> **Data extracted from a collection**
=====

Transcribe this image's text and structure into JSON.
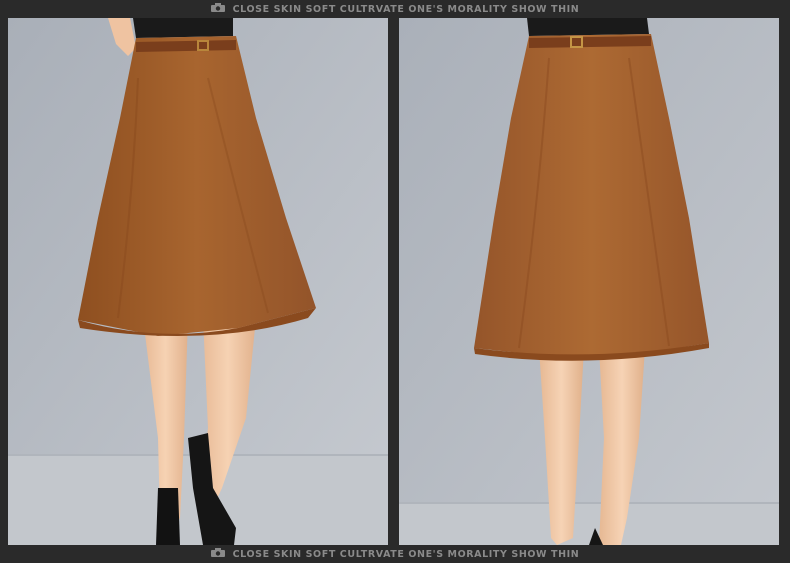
{
  "banner": {
    "icon": "camera-icon",
    "top_text": "CLOSE SKIN SOFT CULTRVATE ONE'S MORALITY SHOW THIN",
    "bottom_text": "CLOSE SKIN SOFT CULTRVATE ONE'S MORALITY SHOW THIN"
  },
  "colors": {
    "frame": "#2a2a2a",
    "background_wall": "#b9bec6",
    "floor": "#c4c8cd",
    "skirt": "#a3622d",
    "belt": "#7a3e1c",
    "skin": "#f1c8a5",
    "shoe": "#111111"
  }
}
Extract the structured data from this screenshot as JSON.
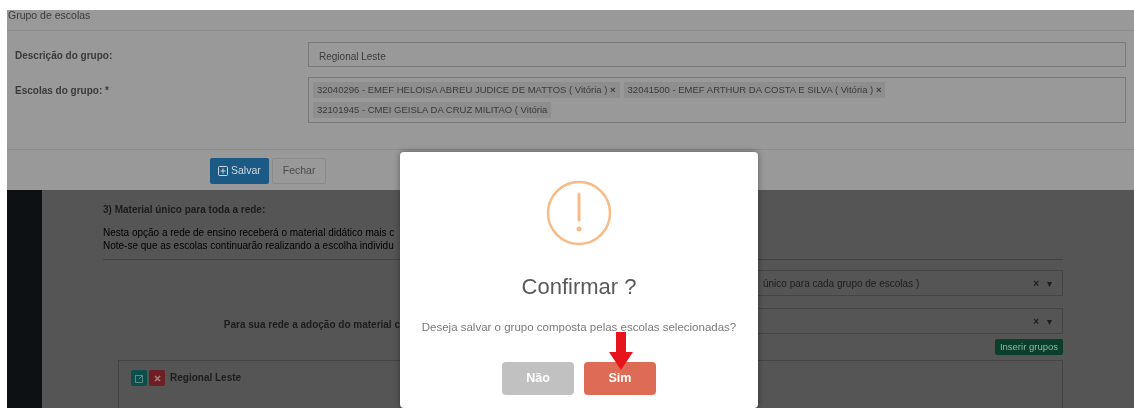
{
  "group_form": {
    "title": "Grupo de escolas",
    "description_label": "Descrição do grupo:",
    "description_value": "Regional Leste",
    "schools_label": "Escolas do grupo: *",
    "schools": [
      {
        "text": "32040296 - EMEF HELOISA ABREU JUDICE DE MATTOS ( Vitória )",
        "remove": "×"
      },
      {
        "text": "32041500 - EMEF ARTHUR DA COSTA E SILVA ( Vitória )",
        "remove": "×"
      },
      {
        "text": "32101945 - CMEI GEISLA DA CRUZ MILITAO ( Vitória"
      }
    ],
    "buttons": [
      {
        "label": "Salvar",
        "kind": "primary"
      },
      {
        "label": "Fechar",
        "kind": "secondary"
      }
    ]
  },
  "background_page": {
    "section_title": "3) Material único para toda a rede:",
    "paragraph_lines": [
      "Nesta opção a rede de ensino receberá o material didático mais c",
      "Note-se que as escolas continuarão realizando a escolha individu"
    ],
    "selects": [
      {
        "value": "único para cada grupo de escolas )",
        "clear": "×",
        "caret": "▾"
      },
      {
        "label": "Para sua rede a adoção do material c",
        "clear": "×",
        "caret": "▾"
      }
    ],
    "insert_button": "Inserir grupos",
    "group_card": {
      "title": "Regional Leste"
    }
  },
  "modal": {
    "title": "Confirmar ?",
    "text": "Deseja salvar o grupo composta pelas escolas selecionadas?",
    "buttons": [
      {
        "label": "Não",
        "kind": "cancel"
      },
      {
        "label": "Sim",
        "kind": "confirm"
      }
    ]
  }
}
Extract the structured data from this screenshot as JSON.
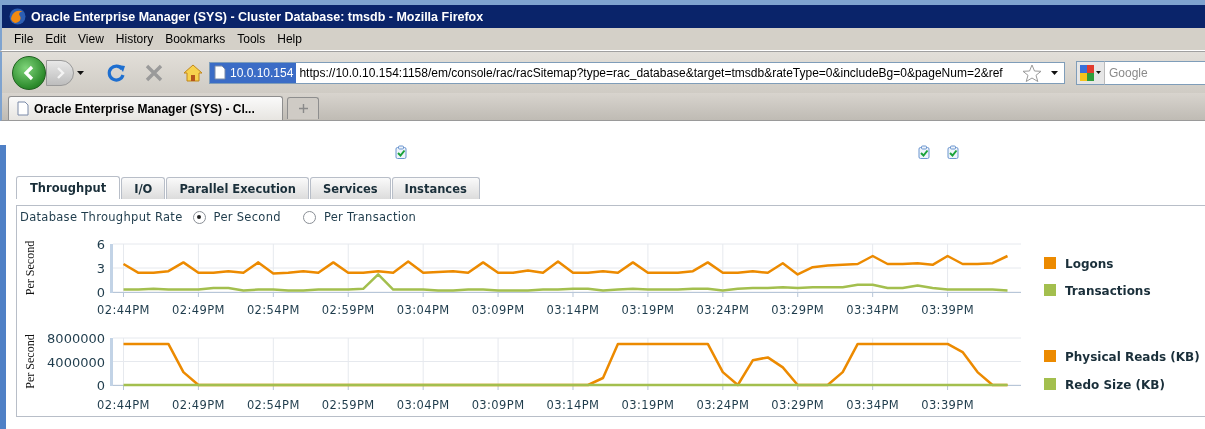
{
  "window": {
    "title": "Oracle Enterprise Manager (SYS) - Cluster Database: tmsdb - Mozilla Firefox"
  },
  "menu": [
    "File",
    "Edit",
    "View",
    "History",
    "Bookmarks",
    "Tools",
    "Help"
  ],
  "toolbar": {
    "site_identity": "10.0.10.154",
    "url": "https://10.0.10.154:1158/em/console/rac/racSitemap?type=rac_database&target=tmsdb&rateType=0&includeBg=0&pageNum=2&ref",
    "search": {
      "placeholder": "Google"
    }
  },
  "tabs": [
    {
      "label": "Oracle Enterprise Manager (SYS) - Cl...",
      "selected": true
    }
  ],
  "page": {
    "tabs": [
      {
        "label": "Throughput",
        "selected": true
      },
      {
        "label": "I/O",
        "selected": false
      },
      {
        "label": "Parallel Execution",
        "selected": false
      },
      {
        "label": "Services",
        "selected": false
      },
      {
        "label": "Instances",
        "selected": false
      }
    ],
    "rate": {
      "label": "Database Throughput Rate",
      "options": [
        {
          "label": "Per Second",
          "selected": true
        },
        {
          "label": "Per Transaction",
          "selected": false
        }
      ]
    },
    "charts": [
      {
        "chart_data": {
          "type": "line",
          "ylabel": "Per Second",
          "categories": [
            "02:44PM",
            null,
            null,
            null,
            null,
            "02:49PM",
            null,
            null,
            null,
            null,
            "02:54PM",
            null,
            null,
            null,
            null,
            "02:59PM",
            null,
            null,
            null,
            null,
            "03:04PM",
            null,
            null,
            null,
            null,
            "03:09PM",
            null,
            null,
            null,
            null,
            "03:14PM",
            null,
            null,
            null,
            null,
            "03:19PM",
            null,
            null,
            null,
            null,
            "03:24PM",
            null,
            null,
            null,
            null,
            "03:29PM",
            null,
            null,
            null,
            null,
            "03:34PM",
            null,
            null,
            null,
            null,
            "03:39PM",
            null,
            null,
            null,
            null
          ],
          "ylim": [
            0,
            6
          ],
          "yticks": [
            0,
            3,
            6
          ],
          "grid": true,
          "legend": "right",
          "series": [
            {
              "name": "Logons",
              "color": "#ec8a00",
              "values": [
                3.5,
                2.4,
                2.4,
                2.6,
                3.7,
                2.4,
                2.4,
                2.6,
                2.4,
                3.7,
                2.3,
                2.4,
                2.6,
                2.4,
                3.7,
                2.4,
                2.4,
                2.6,
                2.4,
                3.8,
                2.4,
                2.5,
                2.6,
                2.4,
                3.7,
                2.4,
                2.4,
                2.7,
                2.4,
                3.8,
                2.4,
                2.4,
                2.6,
                2.4,
                3.7,
                2.4,
                2.4,
                2.4,
                2.6,
                3.7,
                2.4,
                2.4,
                2.6,
                2.4,
                3.6,
                2.2,
                3.1,
                3.3,
                3.4,
                3.5,
                4.5,
                3.5,
                3.5,
                3.6,
                3.4,
                4.5,
                3.5,
                3.5,
                3.6,
                4.5
              ]
            },
            {
              "name": "Transactions",
              "color": "#a3bf4e",
              "values": [
                0.3,
                0.3,
                0.4,
                0.3,
                0.3,
                0.3,
                0.5,
                0.5,
                0.2,
                0.3,
                0.3,
                0.2,
                0.2,
                0.3,
                0.3,
                0.3,
                0.4,
                2.2,
                0.3,
                0.3,
                0.3,
                0.2,
                0.2,
                0.3,
                0.3,
                0.2,
                0.2,
                0.2,
                0.3,
                0.3,
                0.4,
                0.4,
                0.2,
                0.3,
                0.4,
                0.3,
                0.3,
                0.3,
                0.4,
                0.4,
                0.2,
                0.4,
                0.5,
                0.5,
                0.6,
                0.5,
                0.6,
                0.6,
                0.6,
                0.9,
                0.9,
                0.5,
                0.5,
                0.8,
                0.5,
                0.3,
                0.3,
                0.3,
                0.3,
                0.2
              ]
            }
          ]
        }
      },
      {
        "chart_data": {
          "type": "line",
          "ylabel": "Per Second",
          "categories": [
            "02:44PM",
            null,
            null,
            null,
            null,
            "02:49PM",
            null,
            null,
            null,
            null,
            "02:54PM",
            null,
            null,
            null,
            null,
            "02:59PM",
            null,
            null,
            null,
            null,
            "03:04PM",
            null,
            null,
            null,
            null,
            "03:09PM",
            null,
            null,
            null,
            null,
            "03:14PM",
            null,
            null,
            null,
            null,
            "03:19PM",
            null,
            null,
            null,
            null,
            "03:24PM",
            null,
            null,
            null,
            null,
            "03:29PM",
            null,
            null,
            null,
            null,
            "03:34PM",
            null,
            null,
            null,
            null,
            "03:39PM",
            null,
            null,
            null,
            null
          ],
          "ylim": [
            0,
            8000000
          ],
          "yticks": [
            0,
            4000000,
            8000000
          ],
          "grid": true,
          "legend": "right",
          "series": [
            {
              "name": "Physical Reads (KB)",
              "color": "#ec8a00",
              "values": [
                7000000,
                7000000,
                7000000,
                7000000,
                2200000,
                0,
                0,
                0,
                0,
                0,
                0,
                0,
                0,
                0,
                0,
                0,
                0,
                0,
                0,
                0,
                0,
                0,
                0,
                0,
                0,
                0,
                0,
                0,
                0,
                0,
                0,
                0,
                1200000,
                7000000,
                7000000,
                7000000,
                7000000,
                7000000,
                7000000,
                7000000,
                2200000,
                0,
                4200000,
                4700000,
                3000000,
                0,
                0,
                0,
                2200000,
                7000000,
                7000000,
                7000000,
                7000000,
                7000000,
                7000000,
                7000000,
                5600000,
                2200000,
                0,
                0
              ]
            },
            {
              "name": "Redo Size (KB)",
              "color": "#a3bf4e",
              "values": [
                0,
                0,
                0,
                0,
                0,
                0,
                0,
                0,
                0,
                0,
                0,
                0,
                0,
                0,
                0,
                0,
                0,
                0,
                0,
                0,
                0,
                0,
                0,
                0,
                0,
                0,
                0,
                0,
                0,
                0,
                0,
                0,
                0,
                0,
                0,
                0,
                0,
                0,
                0,
                0,
                0,
                0,
                0,
                0,
                0,
                0,
                0,
                0,
                0,
                0,
                0,
                0,
                0,
                0,
                0,
                0,
                0,
                0,
                0,
                0
              ]
            }
          ]
        }
      }
    ]
  }
}
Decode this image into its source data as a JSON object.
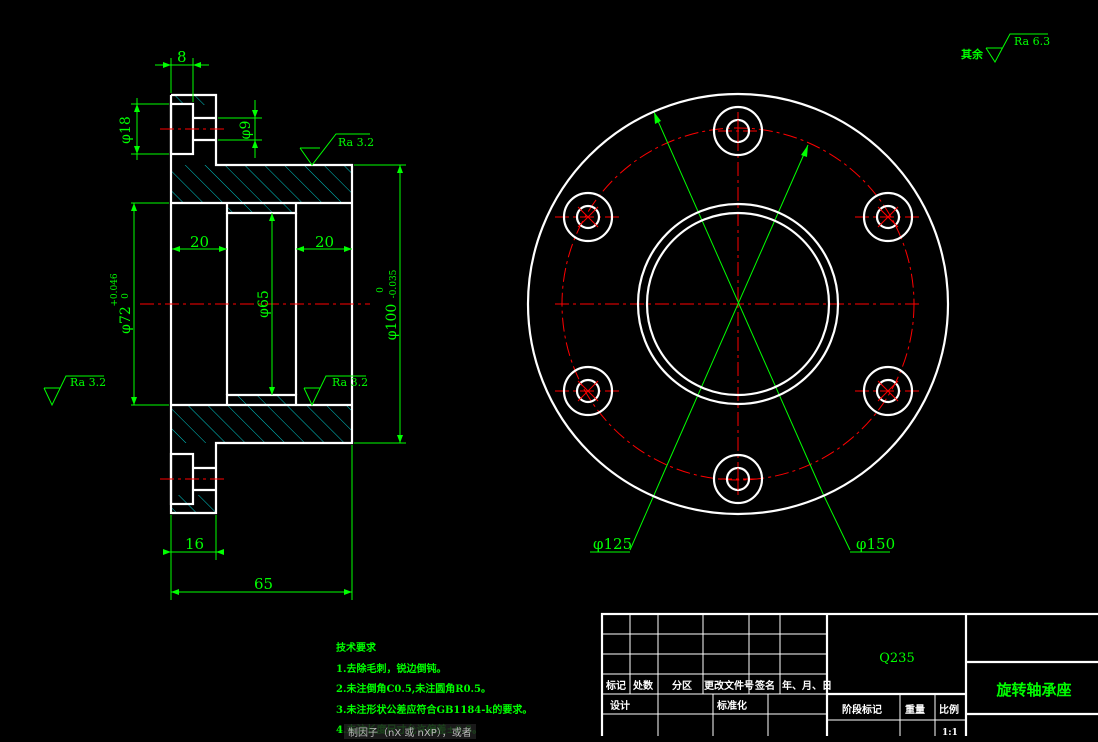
{
  "colors": {
    "outline": "#ffffff",
    "dimension": "#00ff00",
    "centerline": "#ff0000",
    "hatch": "#00c8c8",
    "background": "#000000"
  },
  "dims": {
    "top_width": "8",
    "dia18": "φ18",
    "dia9": "φ9",
    "ra_top": "Ra 3.2",
    "left_20": "20",
    "right_20": "20",
    "dia65": "φ65",
    "dia72": "φ72",
    "dia72_tol_upper": "+0.046",
    "dia72_tol_lower": "0",
    "dia100": "φ100",
    "dia100_tol_upper": "0",
    "dia100_tol_lower": "-0.035",
    "ra_left": "Ra 3.2",
    "ra_bottom": "Ra 3.2",
    "bottom_16": "16",
    "bottom_65": "65",
    "dia125": "φ125",
    "dia150": "φ150"
  },
  "surface_note": {
    "prefix": "其余",
    "value": "Ra 6.3"
  },
  "tech_requirements": {
    "title": "技术要求",
    "items": [
      "1.去除毛刺，锐边倒钝。",
      "2.未注倒角C0.5,未注圆角R0.5。",
      "3.未注形状公差应符合GB1184-k的要求。",
      "4.未注长度尺寸允许偏差±0.5。"
    ]
  },
  "overlay_text": "制因子（nX 或 nXP），或者",
  "title_block": {
    "material": "Q235",
    "part_name": "旋转轴承座",
    "headers": [
      "标记",
      "处数",
      "分区",
      "更改文件号",
      "签名",
      "年、月、日"
    ],
    "row_design": "设计",
    "row_standard": "标准化",
    "stage_mark": "阶段标记",
    "weight": "重量",
    "scale_label": "比例",
    "scale_value": "1:1"
  }
}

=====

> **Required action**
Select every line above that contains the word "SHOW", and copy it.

> **Solution to the problem**
    "top_text": "CLOSE SKIN SOFT CULTRVATE ONE'S MORALITY SHOW THIN",
    "bottom_text": "CLOSE SKIN SOFT CULTRVATE ONE'S MORALITY SHOW THIN"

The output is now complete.